- [Prompt] All of the records below must be reproduced exactly, minus any pictures.

Given data START

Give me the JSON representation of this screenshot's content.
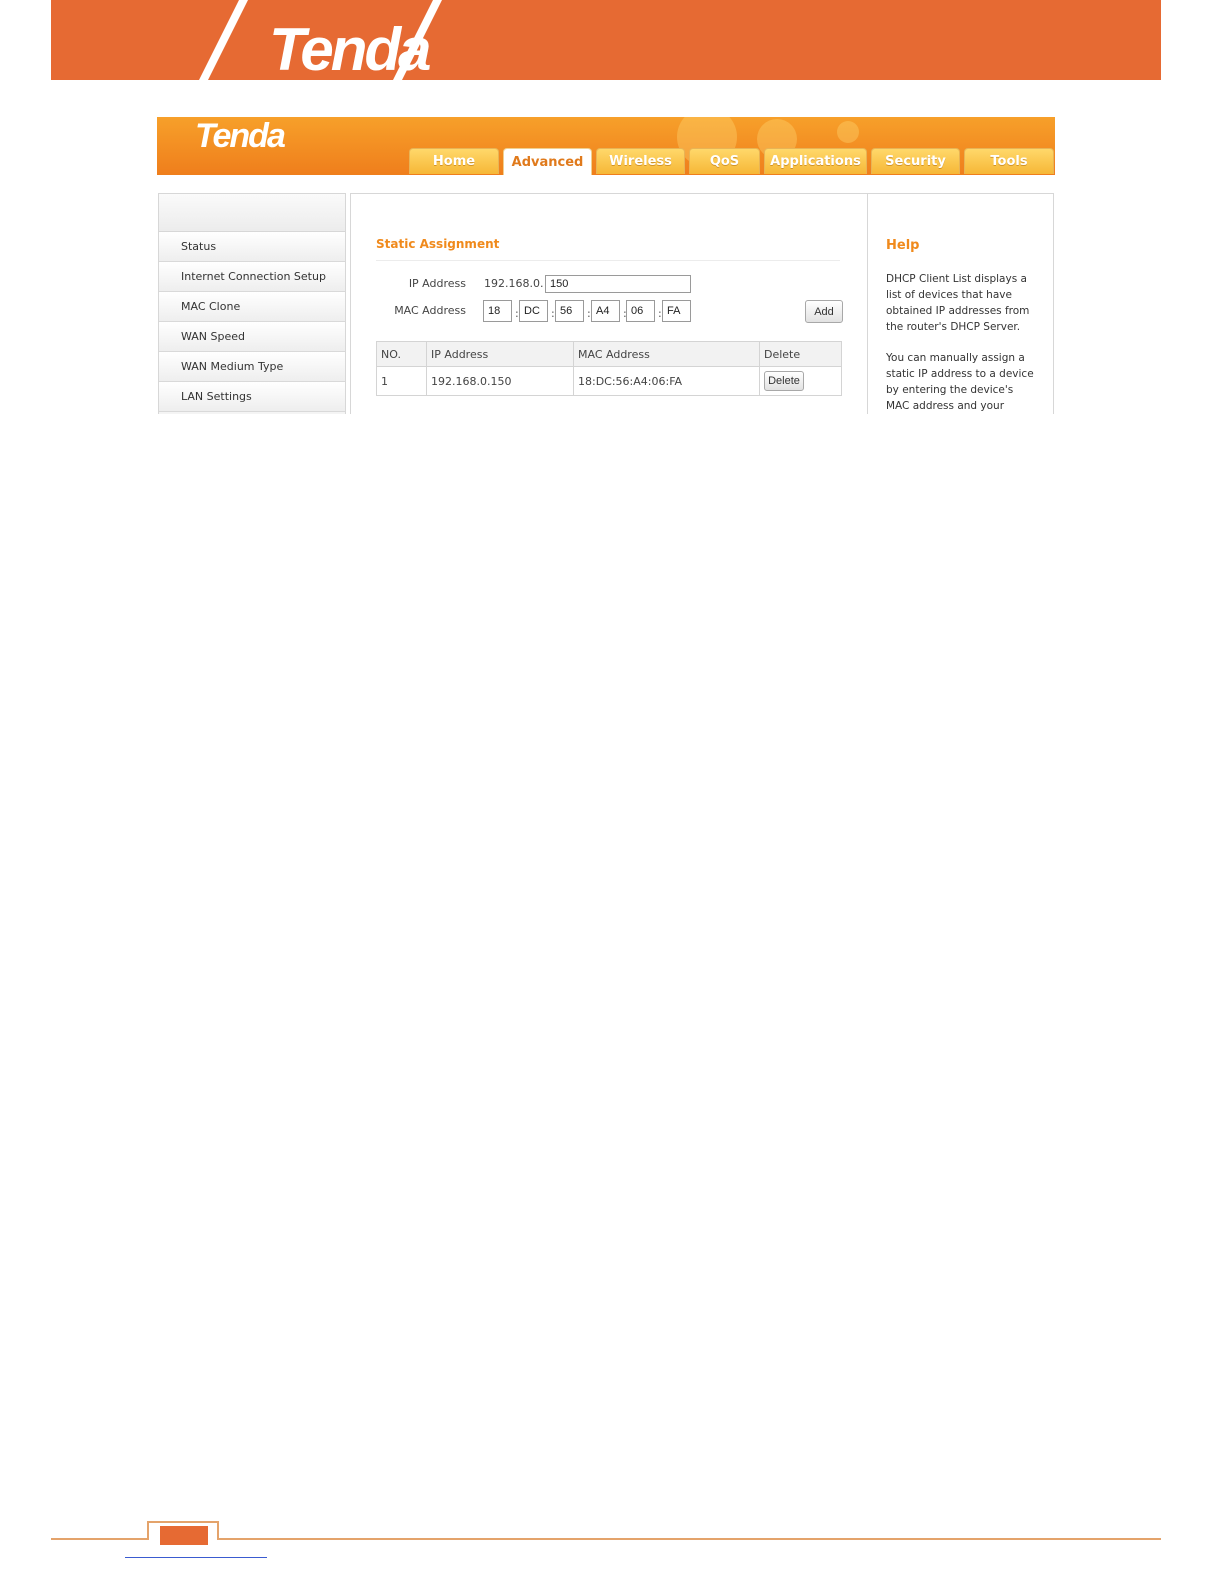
{
  "doc": {
    "logo_text": "Tenda"
  },
  "shot": {
    "logo_text": "Tenda",
    "tabs": [
      {
        "label": "Home"
      },
      {
        "label": "Advanced"
      },
      {
        "label": "Wireless"
      },
      {
        "label": "QoS"
      },
      {
        "label": "Applications"
      },
      {
        "label": "Security"
      },
      {
        "label": "Tools"
      }
    ],
    "active_tab": "Advanced",
    "sidebar": [
      {
        "label": "Status"
      },
      {
        "label": "Internet Connection Setup"
      },
      {
        "label": "MAC Clone"
      },
      {
        "label": "WAN Speed"
      },
      {
        "label": "WAN Medium Type"
      },
      {
        "label": "LAN Settings"
      }
    ],
    "main": {
      "section_title": "Static Assignment",
      "ip_label": "IP Address",
      "ip_prefix": "192.168.0.",
      "ip_value": "150",
      "mac_label": "MAC Address",
      "mac_parts": [
        "18",
        "DC",
        "56",
        "A4",
        "06",
        "FA"
      ],
      "mac_separator": ":",
      "add_label": "Add",
      "table": {
        "headers": [
          "NO.",
          "IP Address",
          "MAC Address",
          "Delete"
        ],
        "rows": [
          {
            "no": "1",
            "ip": "192.168.0.150",
            "mac": "18:DC:56:A4:06:FA",
            "delete_label": "Delete"
          }
        ]
      }
    },
    "help": {
      "title": "Help",
      "p1": "DHCP Client List displays a list of devices that have obtained IP addresses from the router's DHCP Server.",
      "p2": "You can manually assign a static IP address to a device by entering the device's MAC address and your"
    }
  },
  "colors": {
    "brand_orange": "#e66a33",
    "tab_gold": "#f6b737",
    "title_orange": "#f08a1c"
  }
}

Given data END

- [Solution for this task]
Give me the JSON representation of this screenshot's content.
{
  "doc": {
    "logo_text": "Tenda"
  },
  "shot": {
    "logo_text": "Tenda",
    "tabs": [
      {
        "label": "Home"
      },
      {
        "label": "Advanced"
      },
      {
        "label": "Wireless"
      },
      {
        "label": "QoS"
      },
      {
        "label": "Applications"
      },
      {
        "label": "Security"
      },
      {
        "label": "Tools"
      }
    ],
    "active_tab": "Advanced",
    "sidebar": [
      {
        "label": "Status"
      },
      {
        "label": "Internet Connection Setup"
      },
      {
        "label": "MAC Clone"
      },
      {
        "label": "WAN Speed"
      },
      {
        "label": "WAN Medium Type"
      },
      {
        "label": "LAN Settings"
      }
    ],
    "main": {
      "section_title": "Static Assignment",
      "ip_label": "IP Address",
      "ip_prefix": "192.168.0.",
      "ip_value": "150",
      "mac_label": "MAC Address",
      "mac_parts": [
        "18",
        "DC",
        "56",
        "A4",
        "06",
        "FA"
      ],
      "mac_separator": ":",
      "add_label": "Add",
      "table": {
        "headers": [
          "NO.",
          "IP Address",
          "MAC Address",
          "Delete"
        ],
        "rows": [
          {
            "no": "1",
            "ip": "192.168.0.150",
            "mac": "18:DC:56:A4:06:FA",
            "delete_label": "Delete"
          }
        ]
      }
    },
    "help": {
      "title": "Help",
      "p1": "DHCP Client List displays a list of devices that have obtained IP addresses from the router's DHCP Server.",
      "p2": "You can manually assign a static IP address to a device by entering the device's MAC address and your"
    }
  },
  "colors": {
    "brand_orange": "#e66a33",
    "tab_gold": "#f6b737",
    "title_orange": "#f08a1c"
  }
}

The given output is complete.